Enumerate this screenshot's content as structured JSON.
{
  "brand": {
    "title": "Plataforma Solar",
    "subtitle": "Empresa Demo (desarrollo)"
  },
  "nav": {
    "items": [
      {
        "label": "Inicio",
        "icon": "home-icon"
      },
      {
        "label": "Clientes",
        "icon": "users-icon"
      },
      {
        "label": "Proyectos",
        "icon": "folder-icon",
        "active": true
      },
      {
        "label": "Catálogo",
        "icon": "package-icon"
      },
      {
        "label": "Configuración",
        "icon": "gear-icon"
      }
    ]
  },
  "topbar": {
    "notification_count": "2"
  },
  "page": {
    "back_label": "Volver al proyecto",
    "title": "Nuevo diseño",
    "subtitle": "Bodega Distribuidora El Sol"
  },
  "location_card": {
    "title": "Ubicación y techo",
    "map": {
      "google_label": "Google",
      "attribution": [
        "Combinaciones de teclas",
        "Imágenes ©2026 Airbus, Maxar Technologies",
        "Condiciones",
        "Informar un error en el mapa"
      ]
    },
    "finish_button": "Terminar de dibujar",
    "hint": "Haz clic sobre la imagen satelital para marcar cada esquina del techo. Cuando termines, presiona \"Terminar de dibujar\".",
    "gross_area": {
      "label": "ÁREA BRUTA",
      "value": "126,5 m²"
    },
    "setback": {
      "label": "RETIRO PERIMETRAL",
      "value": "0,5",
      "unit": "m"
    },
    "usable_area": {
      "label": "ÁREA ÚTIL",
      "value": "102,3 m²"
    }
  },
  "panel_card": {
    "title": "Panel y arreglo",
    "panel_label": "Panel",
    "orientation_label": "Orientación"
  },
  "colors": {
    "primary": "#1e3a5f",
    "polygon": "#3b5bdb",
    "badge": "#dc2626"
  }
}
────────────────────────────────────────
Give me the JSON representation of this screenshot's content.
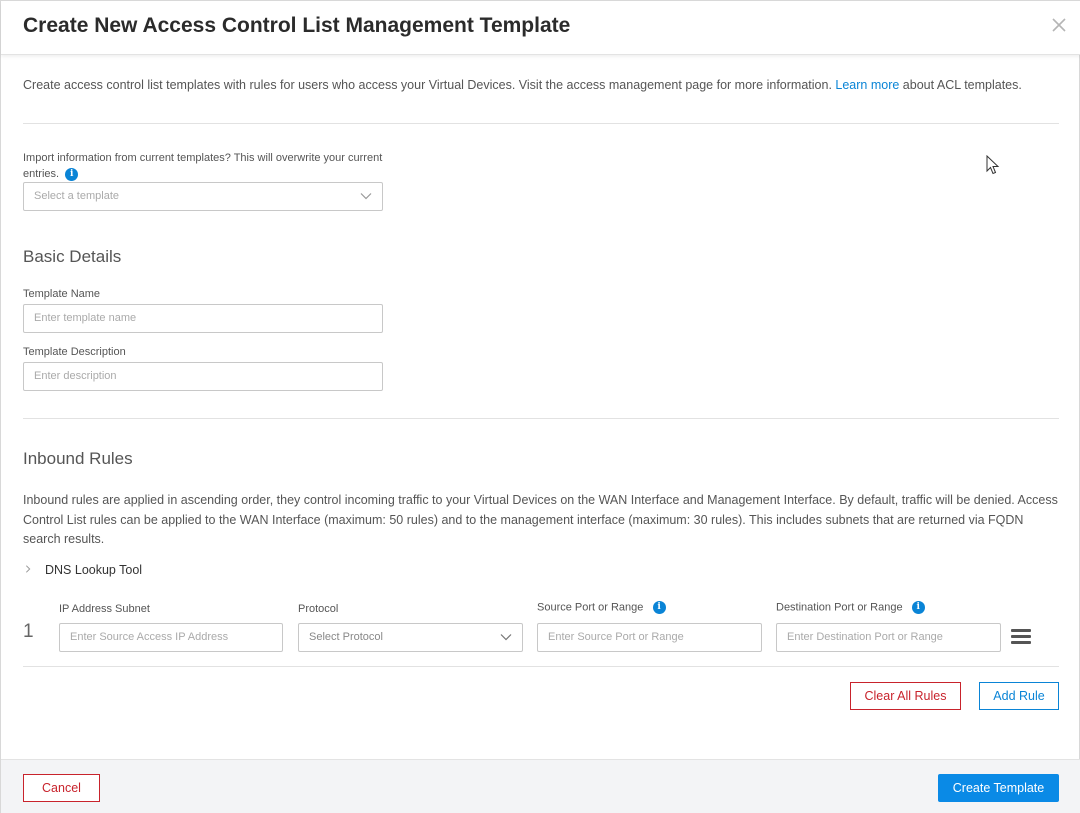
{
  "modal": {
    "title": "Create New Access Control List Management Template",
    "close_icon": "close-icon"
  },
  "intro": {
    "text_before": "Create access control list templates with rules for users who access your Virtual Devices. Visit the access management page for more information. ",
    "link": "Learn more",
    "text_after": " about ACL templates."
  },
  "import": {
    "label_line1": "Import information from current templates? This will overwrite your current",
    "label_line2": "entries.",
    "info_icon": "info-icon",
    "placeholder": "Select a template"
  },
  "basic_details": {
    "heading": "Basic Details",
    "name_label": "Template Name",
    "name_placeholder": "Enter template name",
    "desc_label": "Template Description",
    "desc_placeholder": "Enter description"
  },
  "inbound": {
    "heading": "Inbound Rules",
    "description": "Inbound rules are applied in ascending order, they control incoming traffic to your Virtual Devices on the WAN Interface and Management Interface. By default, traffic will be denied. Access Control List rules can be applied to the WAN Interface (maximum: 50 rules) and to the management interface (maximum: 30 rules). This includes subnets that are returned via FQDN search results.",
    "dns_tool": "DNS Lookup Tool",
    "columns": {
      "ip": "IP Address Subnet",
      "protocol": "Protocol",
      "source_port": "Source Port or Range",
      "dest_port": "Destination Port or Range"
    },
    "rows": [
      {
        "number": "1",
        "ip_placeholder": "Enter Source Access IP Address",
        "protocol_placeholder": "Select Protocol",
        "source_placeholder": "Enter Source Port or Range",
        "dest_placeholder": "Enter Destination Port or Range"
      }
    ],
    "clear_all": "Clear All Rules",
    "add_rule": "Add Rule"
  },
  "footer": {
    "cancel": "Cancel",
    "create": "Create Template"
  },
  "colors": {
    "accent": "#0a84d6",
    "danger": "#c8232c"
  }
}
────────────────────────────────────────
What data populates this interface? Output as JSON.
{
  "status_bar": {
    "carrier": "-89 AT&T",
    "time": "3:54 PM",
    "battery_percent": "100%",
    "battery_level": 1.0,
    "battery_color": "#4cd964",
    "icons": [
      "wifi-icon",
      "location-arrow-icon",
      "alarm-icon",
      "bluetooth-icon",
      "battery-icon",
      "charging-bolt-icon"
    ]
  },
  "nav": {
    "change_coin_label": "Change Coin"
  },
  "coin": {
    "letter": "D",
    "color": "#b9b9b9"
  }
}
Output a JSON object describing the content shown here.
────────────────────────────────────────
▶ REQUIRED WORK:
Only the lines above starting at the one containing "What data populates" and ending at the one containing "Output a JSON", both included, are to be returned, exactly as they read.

▶ RESPONSE AREA:
What data populates this interface? Output as JSON.
{
  "status_bar": {
    "carrier": "-89 AT&T",
    "time": "3:54 PM",
    "battery_percent": "100%",
    "battery_level": 1.0,
    "battery_color": "#4cd964",
    "icons": [
      "wifi-icon",
      "location-arrow-icon",
      "alarm-icon",
      "bluetooth-icon",
      "battery-icon",
      "charging-bolt-icon"
    ]
  },
  "nav": {
    "change_coin_label": "Change Coin"
  },
  "coin": {
    "letter": "D",
    "color": "#b9b9b9"
  }
}
Output a JSON object describing the content shown here.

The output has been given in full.